We're big fans of getting back to basics here at the Ƀent and when this tweet from Tuur Demeester flew down my TweetDeck yesterday I thought it would be an interesting topic to touch on this morning. So here we are.
In a world that finds itself in the midst of a historical paradigm-shifting inflection point predicated on the technological innovation and productivity gains afforded to us by the Internet and the tools it enables, it is easy to get lost in the sauce of the hyper pace of change. Things are changing at a speed which our monkey brains have never experienced at any point in human history.

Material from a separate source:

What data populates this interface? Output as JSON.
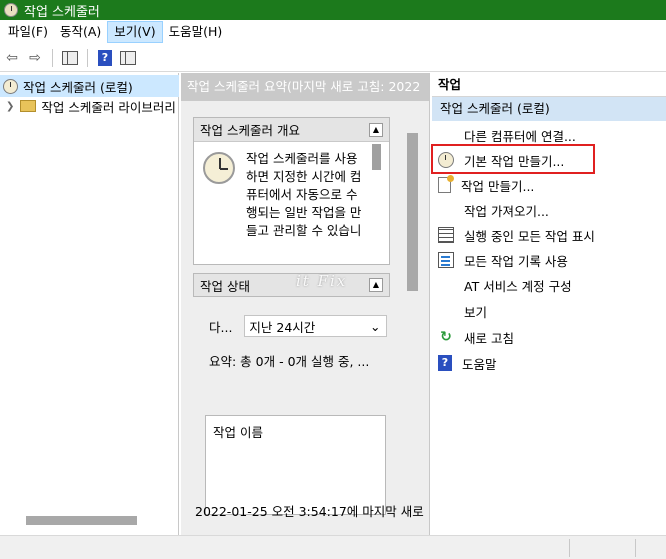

We have hit warp speed, going from a fairly disconnected world in which access to information and certain communication channels were luxuries afforded to people in power to a hyperconnected world that allows billions of people to connect, interact, and conduct commerce with incredible relative ease at an extremely affordable price.
This change has affected us in such a profound way that it seems as though, to me at least, we have found ourselves in a very confused state. Attempting to describe something unfolding in a way that no one man or woman could ever coherently articulate. Some are becoming so confused that they think this change and new tech presents an opportunity to rewrite/rearchitect millennia of compounding effects created by social evolution anchored around certain ethics and natural laws that we have historically come to agree upon so that our societies maintain social scalability. I believe it is of the utmost importance that we understand the history of humanity, the conversation around natural law and ethics that has been evolving since the time of Socrates. One can learn a lot from the lessons of our predecessors and the ongoing conversation that has led us to this point.
Ossifying principles like the right to private property, the concept of "do unto others as you would have them do unto you", freedom of movement and thought, and the importance of the triumph of merit and logic over feeling and force has allowed us to get to this point as a random species on this grain of sand floating in the open universe (if space is real). As the pace of change continues to go parabolic it is important that we attempt to inject these boring principles into the technologies we build and use.
Extrapolating this to Bitcoin (you had to know I was bringing it here), I believe having certainty that it will one day get to a point of relative ossification, serving a very specific function very well with as little change as possible, is something we should be (and are) striving for. This will give us the best chance of scaling this system to the masses because it provides the most certainty. Instead of focusing on adding the latest bells and whistles, Bitcoin is committed to providing a service with certain levels of guarantees in regards to security and privacy that are sufficient for a scalable native digital money.
That took me a lot longer to articulate than I expected. Not even sure if it makes sense.